My favourite place to write, then, is beside my sleeping wife at 2amsuffocating under the sheets to shield her from the light — tapping a sudden turn of phrase into my phone before it’s snatched away by slumber.

It’s sitting on the beach where I first encountered heartbreak, scribbling in a notebook and letting those long-ago stirrings play with the pen.

It’s at my desk, internet blocked, and a list of chapter outlines on the screen.

Desk, dark, couch, mountain, café: there are places that colour my writing, and places that facilitate the craft, but any environment can provide both context and constraint, which is the space in which writing feels truly at home.

This article was first published in The Writing Cooperative on Medium.com, and won the 2016 Autumn Writing Challenge.

Phase Three Pre-orders

I’m pleased to announce that I’ve been working on a new stand-alone novel, and trialling a new distribution model to accompany it.

Phase Three is a science-fiction story that explores a near-future Earth and the implications of our emergent technologies through the eyes of four unique characters. It’s still in draft form, so the blurb is currently a little vague to avoid spoilers, but here goes:

Cover-PhaseThree-DraftThe world has an addiction. Augmenting reality – augmenting ourselves – averted a looming energy crisis, but it has become something more than that. “Overnight equality,” promises the slogan, and what’s a decade or two between advertisers?

We redefined what it means to be human, then bought our own bullshit retail.

But the physical world still exists, however much we stare into the infinite. People yet remain, living outside the reality bubbles we create. And so do the consequences of our inattention.

Three individuals, each a casualty of flawed implementation, face intimate, inconsequential decisions in pursuit of their goals. Then there’s Gordon, who simply wants to escape his past without being killed.

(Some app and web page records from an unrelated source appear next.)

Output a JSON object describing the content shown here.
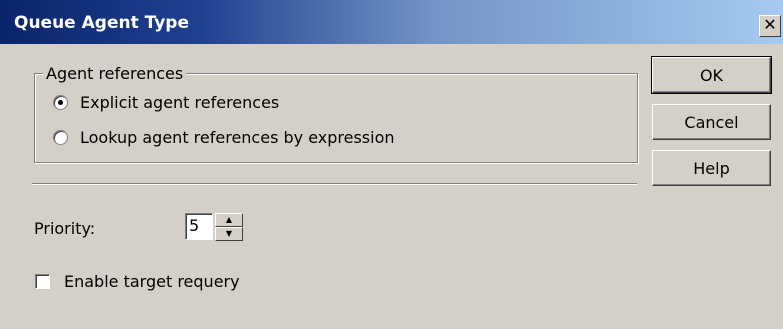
{
  "window": {
    "title": "Queue Agent Type",
    "close_icon": "✕"
  },
  "agent_references": {
    "legend": "Agent references",
    "options": [
      {
        "label": "Explicit agent references",
        "checked": true
      },
      {
        "label": "Lookup agent references by expression",
        "checked": false
      }
    ]
  },
  "buttons": {
    "ok": "OK",
    "cancel": "Cancel",
    "help": "Help"
  },
  "priority": {
    "label": "Priority:",
    "value": "5",
    "up_icon": "▲",
    "down_icon": "▼"
  },
  "requery": {
    "label": "Enable target requery",
    "checked": false
  },
  "colors": {
    "title_bar_start": "#0a246a",
    "title_bar_end": "#a6caf0",
    "dialog_bg": "#d4d0c8"
  }
}
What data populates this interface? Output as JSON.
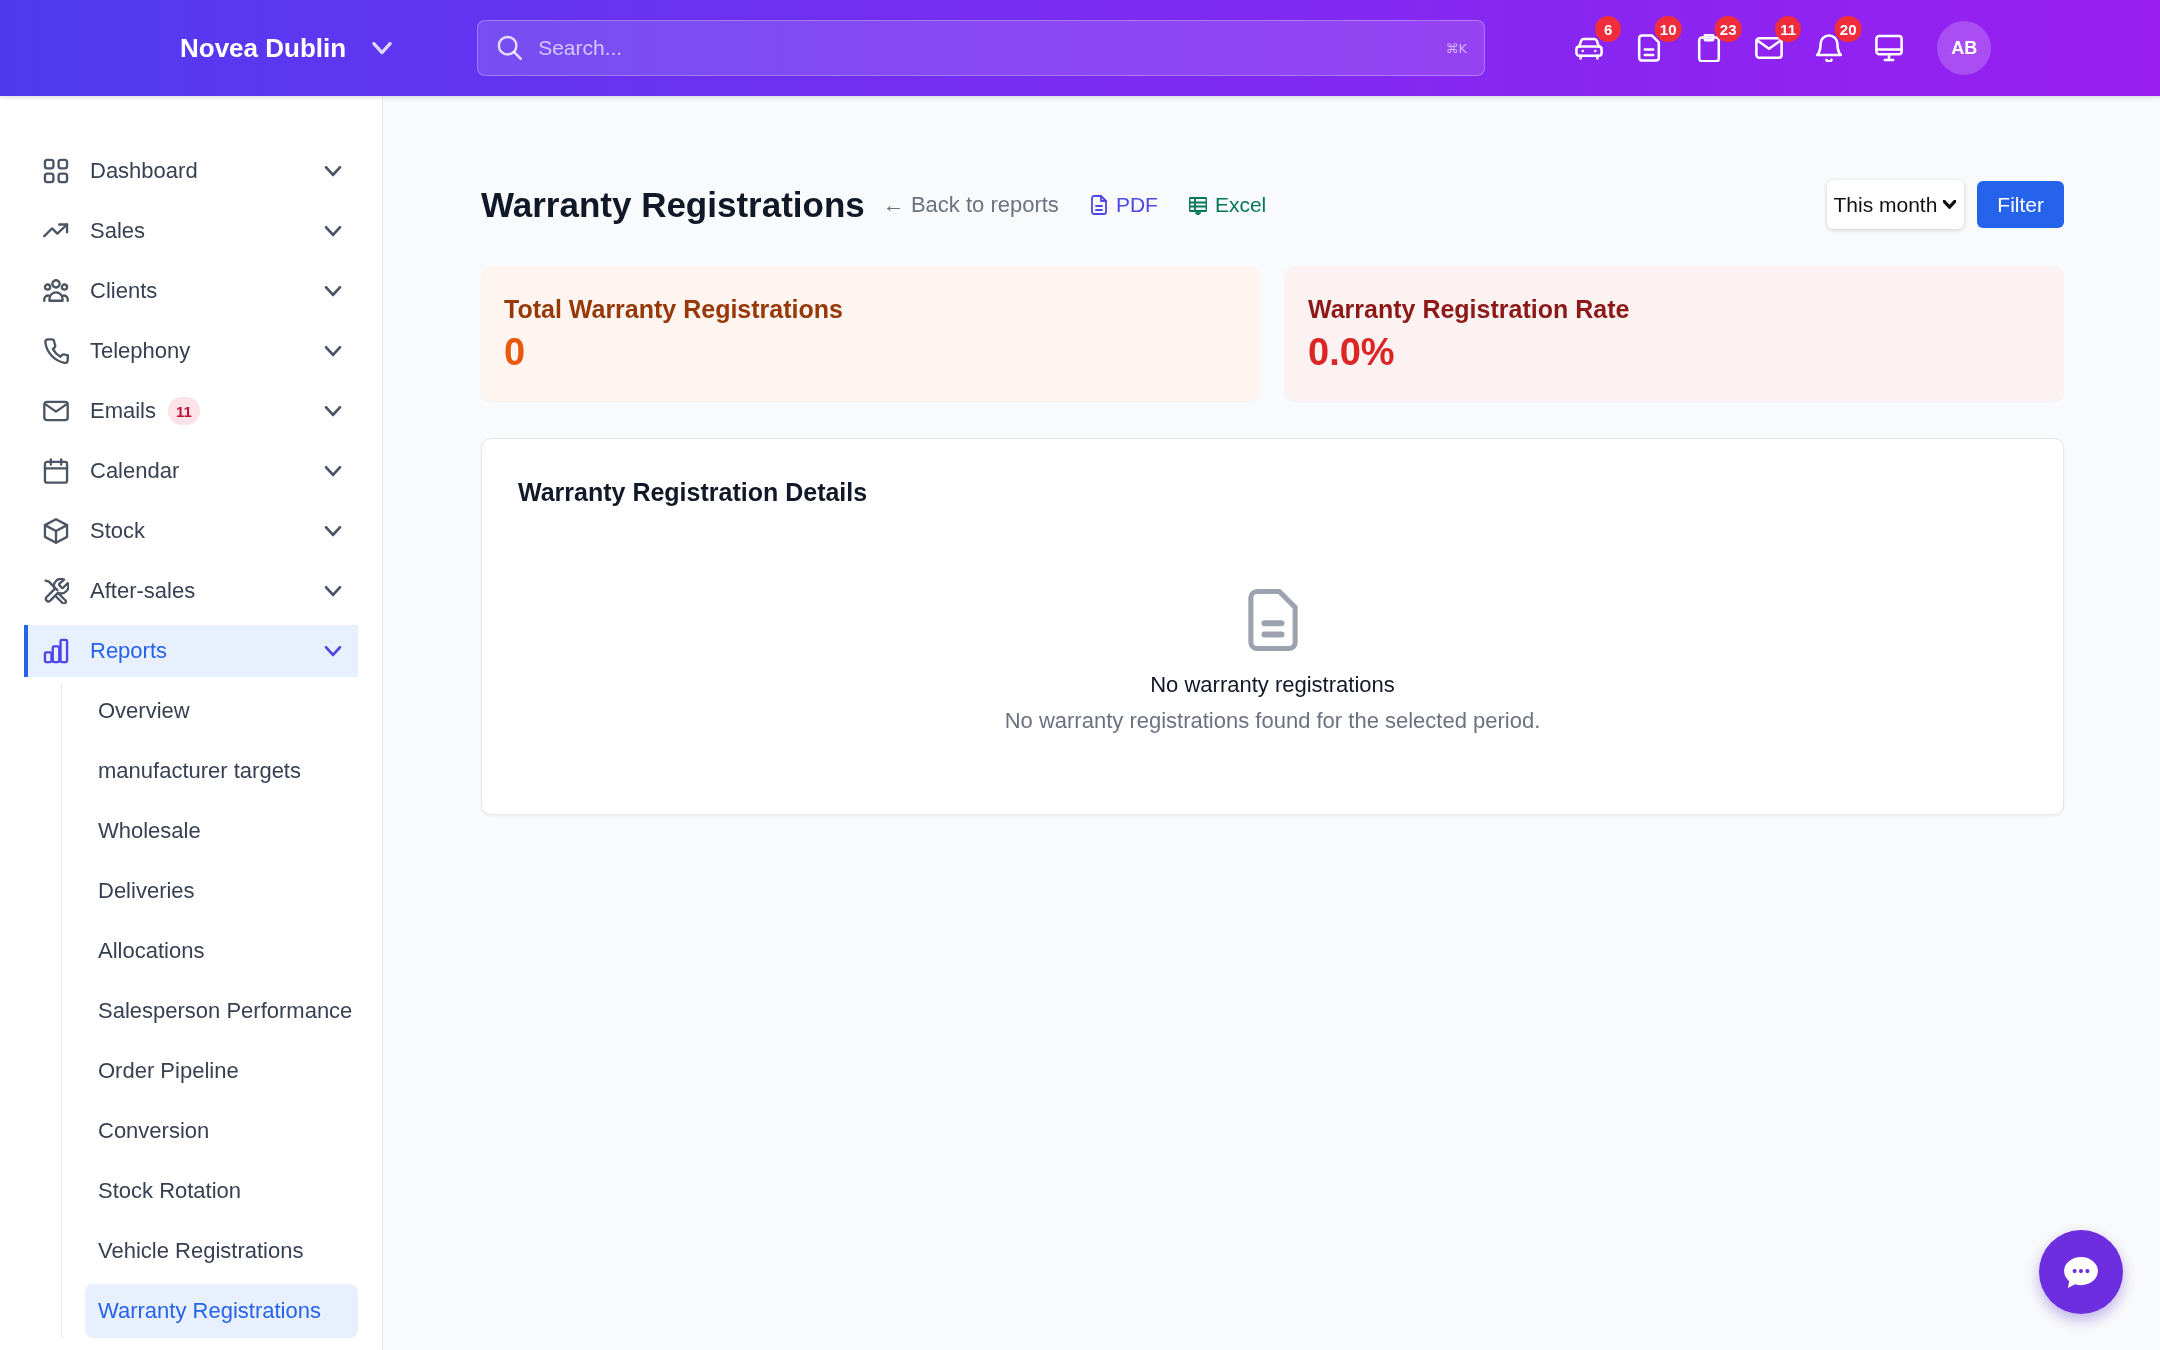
{
  "header": {
    "brand": "Novea Dublin",
    "search": {
      "placeholder": "Search...",
      "shortcut": "⌘K"
    },
    "icon_buttons": [
      {
        "badge": "6"
      },
      {
        "badge": "10"
      },
      {
        "badge": "23"
      },
      {
        "badge": "11"
      },
      {
        "badge": "20"
      }
    ],
    "avatar": "AB"
  },
  "sidebar": {
    "items": [
      {
        "label": "Dashboard",
        "selected": false
      },
      {
        "label": "Sales",
        "selected": false
      },
      {
        "label": "Clients",
        "selected": false
      },
      {
        "label": "Telephony",
        "selected": false
      },
      {
        "label": "Emails",
        "badge": "11",
        "selected": false
      },
      {
        "label": "Calendar",
        "selected": false
      },
      {
        "label": "Stock",
        "selected": false
      },
      {
        "label": "After-sales",
        "selected": false
      },
      {
        "label": "Reports",
        "selected": true,
        "children": [
          {
            "label": "Overview",
            "selected": false
          },
          {
            "label": "manufacturer targets",
            "selected": false
          },
          {
            "label": "Wholesale",
            "selected": false
          },
          {
            "label": "Deliveries",
            "selected": false
          },
          {
            "label": "Allocations",
            "selected": false
          },
          {
            "label": "Salesperson Performance",
            "selected": false
          },
          {
            "label": "Order Pipeline",
            "selected": false
          },
          {
            "label": "Conversion",
            "selected": false
          },
          {
            "label": "Stock Rotation",
            "selected": false
          },
          {
            "label": "Vehicle Registrations",
            "selected": false
          },
          {
            "label": "Warranty Registrations",
            "selected": true
          }
        ]
      }
    ]
  },
  "page": {
    "title": "Warranty Registrations",
    "back_link": "← Back to reports",
    "export_links": [
      {
        "label": "PDF",
        "color": "#4f46e5"
      },
      {
        "label": "Excel",
        "color": "#047857"
      }
    ],
    "period": "This month",
    "filter_button": "Filter"
  },
  "stats": [
    {
      "title": "Total Warranty Registrations",
      "value": "0",
      "color": "#ea580c"
    },
    {
      "title": "Warranty Registration Rate",
      "value": "0.0%",
      "color": "#dc2626"
    }
  ],
  "details": {
    "title": "Warranty Registration Details",
    "empty_title": "No warranty registrations",
    "empty_text": "No warranty registrations found for the selected period."
  }
}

And their actions could unravel the world. Or save it.

Sound good? Want more? Well, you can read a sample chapter and meet the characters at the link below. Better yet, you can pre-order a copy (or three) and help bring Phase Three to life.

Read and support here: www.inkshares.com/books/phase-three-2584

You can also read my interview with The Warbler, a book review blog that’s also worth checking out, which touches on the background of Phase Three and my reasons for choosing to trial the Inkshares model.

The Warbler interview here: www.thewarblerbooks.com/featured-author-peter-ravlich/